Extracted data ▸
· · · · · · ·

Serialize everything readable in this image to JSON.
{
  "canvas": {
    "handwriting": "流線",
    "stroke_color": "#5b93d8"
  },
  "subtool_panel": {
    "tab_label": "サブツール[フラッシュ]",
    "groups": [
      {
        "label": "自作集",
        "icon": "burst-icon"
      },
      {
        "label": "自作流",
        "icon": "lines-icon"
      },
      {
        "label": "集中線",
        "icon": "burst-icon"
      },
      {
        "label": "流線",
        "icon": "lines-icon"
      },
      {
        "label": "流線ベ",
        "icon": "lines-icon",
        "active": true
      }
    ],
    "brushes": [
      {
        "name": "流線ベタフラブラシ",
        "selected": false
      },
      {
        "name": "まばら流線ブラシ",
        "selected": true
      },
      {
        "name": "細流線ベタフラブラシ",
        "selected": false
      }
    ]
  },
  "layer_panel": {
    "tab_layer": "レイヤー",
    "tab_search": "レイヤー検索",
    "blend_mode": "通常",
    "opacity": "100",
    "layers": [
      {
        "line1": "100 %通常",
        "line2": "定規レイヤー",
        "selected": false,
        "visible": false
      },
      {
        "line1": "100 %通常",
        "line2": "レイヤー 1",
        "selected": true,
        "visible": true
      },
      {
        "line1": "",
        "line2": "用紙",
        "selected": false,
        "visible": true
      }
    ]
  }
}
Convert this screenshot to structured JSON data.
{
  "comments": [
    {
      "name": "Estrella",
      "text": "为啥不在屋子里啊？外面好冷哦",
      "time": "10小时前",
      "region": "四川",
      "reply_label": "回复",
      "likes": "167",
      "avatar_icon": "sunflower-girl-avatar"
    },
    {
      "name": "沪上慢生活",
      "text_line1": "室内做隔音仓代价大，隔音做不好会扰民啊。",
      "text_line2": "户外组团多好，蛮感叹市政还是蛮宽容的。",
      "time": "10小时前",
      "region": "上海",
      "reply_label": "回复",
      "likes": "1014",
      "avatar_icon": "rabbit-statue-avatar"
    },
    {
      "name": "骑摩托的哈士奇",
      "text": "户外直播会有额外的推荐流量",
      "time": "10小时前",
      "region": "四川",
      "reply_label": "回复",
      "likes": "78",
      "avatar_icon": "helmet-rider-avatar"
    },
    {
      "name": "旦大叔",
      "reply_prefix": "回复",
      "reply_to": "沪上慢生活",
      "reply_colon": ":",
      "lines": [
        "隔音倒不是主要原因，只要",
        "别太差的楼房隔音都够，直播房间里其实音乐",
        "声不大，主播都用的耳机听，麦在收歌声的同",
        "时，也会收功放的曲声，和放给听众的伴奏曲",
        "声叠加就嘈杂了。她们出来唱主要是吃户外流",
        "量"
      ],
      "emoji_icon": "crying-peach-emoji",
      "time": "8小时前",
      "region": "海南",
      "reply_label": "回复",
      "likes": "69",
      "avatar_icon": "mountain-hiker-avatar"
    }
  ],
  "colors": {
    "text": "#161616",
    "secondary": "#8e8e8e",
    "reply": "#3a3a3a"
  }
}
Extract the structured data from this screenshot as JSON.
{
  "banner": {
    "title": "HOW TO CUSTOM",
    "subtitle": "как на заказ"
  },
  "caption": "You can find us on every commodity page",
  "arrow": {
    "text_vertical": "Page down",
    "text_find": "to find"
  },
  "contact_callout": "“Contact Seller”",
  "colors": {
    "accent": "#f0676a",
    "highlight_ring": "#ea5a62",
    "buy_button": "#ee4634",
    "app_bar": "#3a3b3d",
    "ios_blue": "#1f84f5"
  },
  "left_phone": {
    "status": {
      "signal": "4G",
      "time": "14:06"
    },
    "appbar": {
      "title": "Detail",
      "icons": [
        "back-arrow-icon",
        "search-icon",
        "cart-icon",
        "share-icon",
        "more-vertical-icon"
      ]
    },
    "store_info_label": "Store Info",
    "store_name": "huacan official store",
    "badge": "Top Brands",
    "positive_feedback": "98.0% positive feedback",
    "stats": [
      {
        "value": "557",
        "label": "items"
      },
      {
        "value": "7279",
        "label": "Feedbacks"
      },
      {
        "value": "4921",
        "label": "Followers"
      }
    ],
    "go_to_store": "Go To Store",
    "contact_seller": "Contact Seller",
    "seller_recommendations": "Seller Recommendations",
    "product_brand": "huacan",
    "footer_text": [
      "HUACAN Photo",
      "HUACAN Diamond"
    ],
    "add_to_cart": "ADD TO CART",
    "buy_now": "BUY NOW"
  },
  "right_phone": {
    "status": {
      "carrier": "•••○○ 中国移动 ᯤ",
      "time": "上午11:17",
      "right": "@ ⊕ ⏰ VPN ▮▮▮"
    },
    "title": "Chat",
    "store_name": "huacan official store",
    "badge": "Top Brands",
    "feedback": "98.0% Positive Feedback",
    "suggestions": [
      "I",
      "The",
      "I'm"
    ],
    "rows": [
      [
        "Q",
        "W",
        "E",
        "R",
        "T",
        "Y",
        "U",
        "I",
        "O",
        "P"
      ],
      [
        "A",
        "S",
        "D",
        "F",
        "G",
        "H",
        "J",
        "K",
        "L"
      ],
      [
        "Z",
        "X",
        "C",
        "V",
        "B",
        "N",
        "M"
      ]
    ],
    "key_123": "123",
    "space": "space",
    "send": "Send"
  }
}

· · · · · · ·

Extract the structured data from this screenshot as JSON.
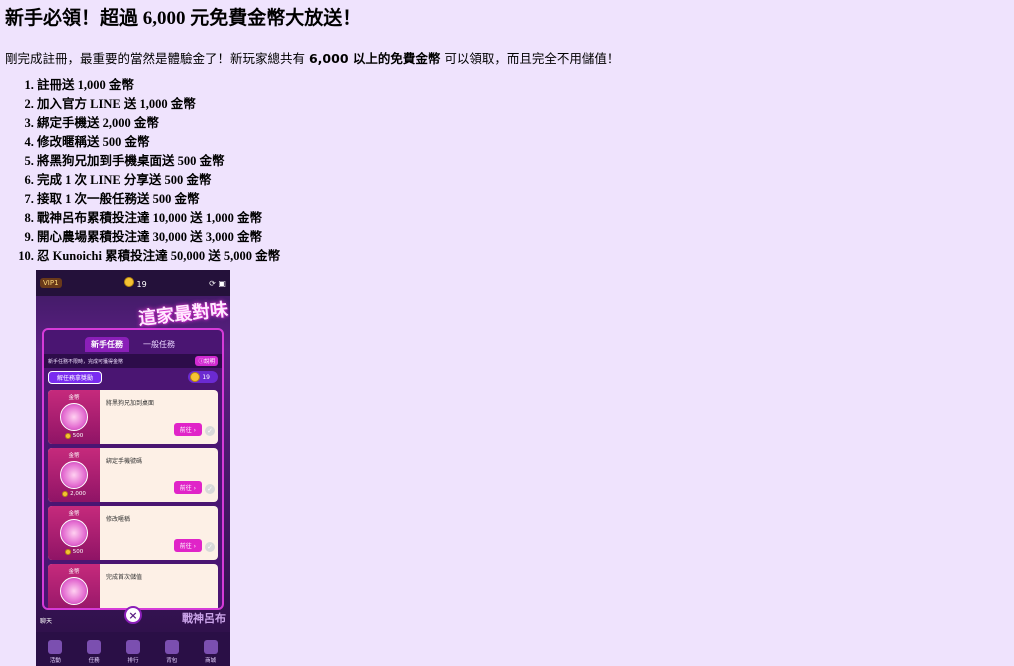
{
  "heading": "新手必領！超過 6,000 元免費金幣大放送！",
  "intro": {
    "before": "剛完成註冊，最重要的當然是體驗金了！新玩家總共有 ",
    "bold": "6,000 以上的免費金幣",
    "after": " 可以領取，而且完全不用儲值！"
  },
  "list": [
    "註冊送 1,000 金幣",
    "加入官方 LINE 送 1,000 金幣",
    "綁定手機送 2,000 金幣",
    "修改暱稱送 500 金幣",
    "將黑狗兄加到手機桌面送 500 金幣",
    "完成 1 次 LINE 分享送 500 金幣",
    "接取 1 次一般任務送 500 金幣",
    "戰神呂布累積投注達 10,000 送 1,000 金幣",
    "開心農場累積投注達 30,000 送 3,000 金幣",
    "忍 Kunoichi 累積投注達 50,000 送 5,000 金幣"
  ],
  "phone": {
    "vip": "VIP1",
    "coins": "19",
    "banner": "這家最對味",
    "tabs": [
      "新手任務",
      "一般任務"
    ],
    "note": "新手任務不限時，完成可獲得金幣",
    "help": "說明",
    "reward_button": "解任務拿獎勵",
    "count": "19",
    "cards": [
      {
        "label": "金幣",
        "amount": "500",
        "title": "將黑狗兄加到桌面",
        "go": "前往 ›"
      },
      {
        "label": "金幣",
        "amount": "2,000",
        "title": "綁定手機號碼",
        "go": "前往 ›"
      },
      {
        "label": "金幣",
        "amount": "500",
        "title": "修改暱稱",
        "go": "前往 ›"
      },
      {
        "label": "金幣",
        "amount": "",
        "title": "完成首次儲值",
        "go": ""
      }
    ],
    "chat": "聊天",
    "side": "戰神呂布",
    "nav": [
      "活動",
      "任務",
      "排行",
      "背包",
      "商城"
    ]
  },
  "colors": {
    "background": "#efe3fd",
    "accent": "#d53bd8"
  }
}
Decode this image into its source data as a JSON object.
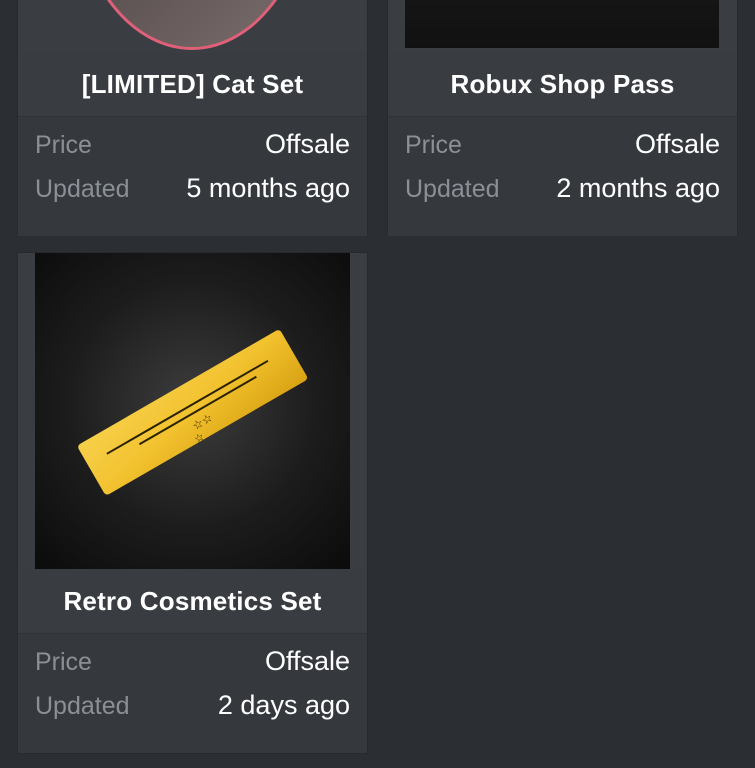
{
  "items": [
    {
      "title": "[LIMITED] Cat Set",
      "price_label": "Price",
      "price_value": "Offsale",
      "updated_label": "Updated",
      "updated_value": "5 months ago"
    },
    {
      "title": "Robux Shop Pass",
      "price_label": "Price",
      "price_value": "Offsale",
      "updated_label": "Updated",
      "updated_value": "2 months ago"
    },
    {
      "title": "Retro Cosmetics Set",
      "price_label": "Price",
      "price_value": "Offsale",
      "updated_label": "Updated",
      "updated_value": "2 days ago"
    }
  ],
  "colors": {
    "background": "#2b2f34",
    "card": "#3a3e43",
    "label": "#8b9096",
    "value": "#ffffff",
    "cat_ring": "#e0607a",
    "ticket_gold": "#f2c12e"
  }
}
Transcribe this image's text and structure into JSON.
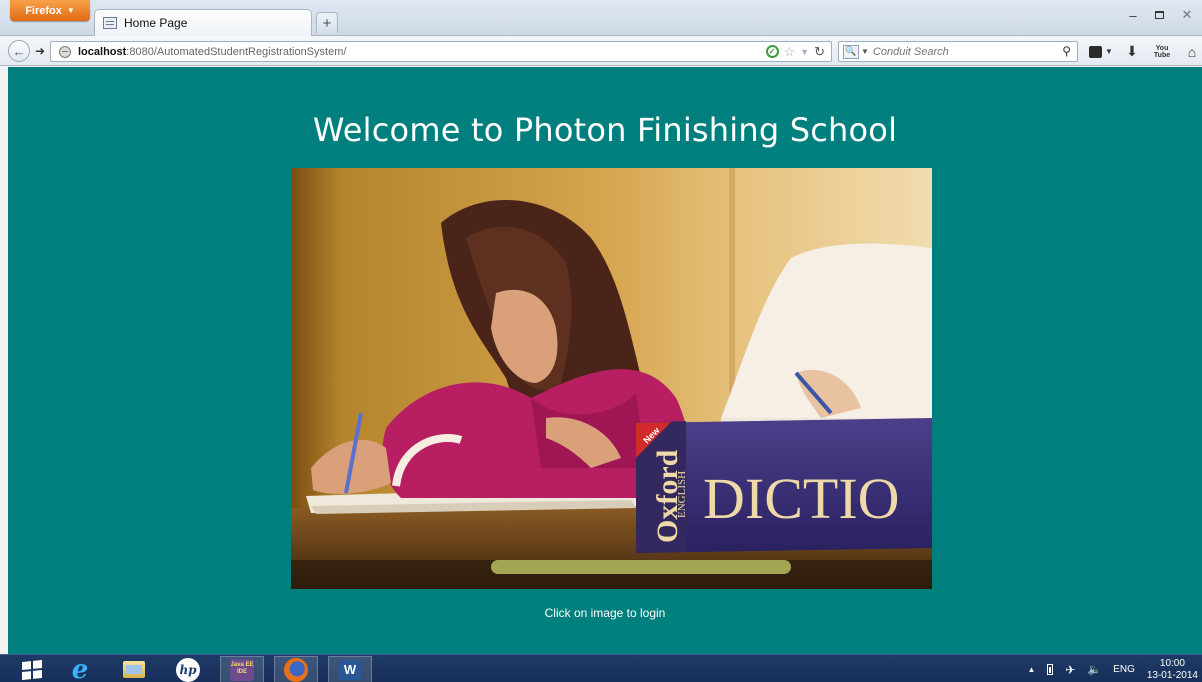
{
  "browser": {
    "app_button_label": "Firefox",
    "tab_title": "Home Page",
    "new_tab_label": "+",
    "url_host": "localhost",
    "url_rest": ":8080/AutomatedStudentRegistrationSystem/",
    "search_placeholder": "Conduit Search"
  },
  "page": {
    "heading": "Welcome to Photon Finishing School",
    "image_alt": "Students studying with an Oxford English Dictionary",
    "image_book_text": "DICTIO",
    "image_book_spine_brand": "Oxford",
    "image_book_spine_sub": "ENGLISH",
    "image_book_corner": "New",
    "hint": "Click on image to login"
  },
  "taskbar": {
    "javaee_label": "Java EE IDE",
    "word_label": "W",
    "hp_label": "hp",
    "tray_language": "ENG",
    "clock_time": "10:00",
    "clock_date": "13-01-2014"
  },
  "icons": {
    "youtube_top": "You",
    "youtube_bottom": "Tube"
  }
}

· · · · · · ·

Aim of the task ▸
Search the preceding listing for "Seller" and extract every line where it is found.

Result ▸
  "contact_callout": "“Contact Seller”",
    "contact_seller": "Contact Seller",
    "seller_recommendations": "Seller Recommendations",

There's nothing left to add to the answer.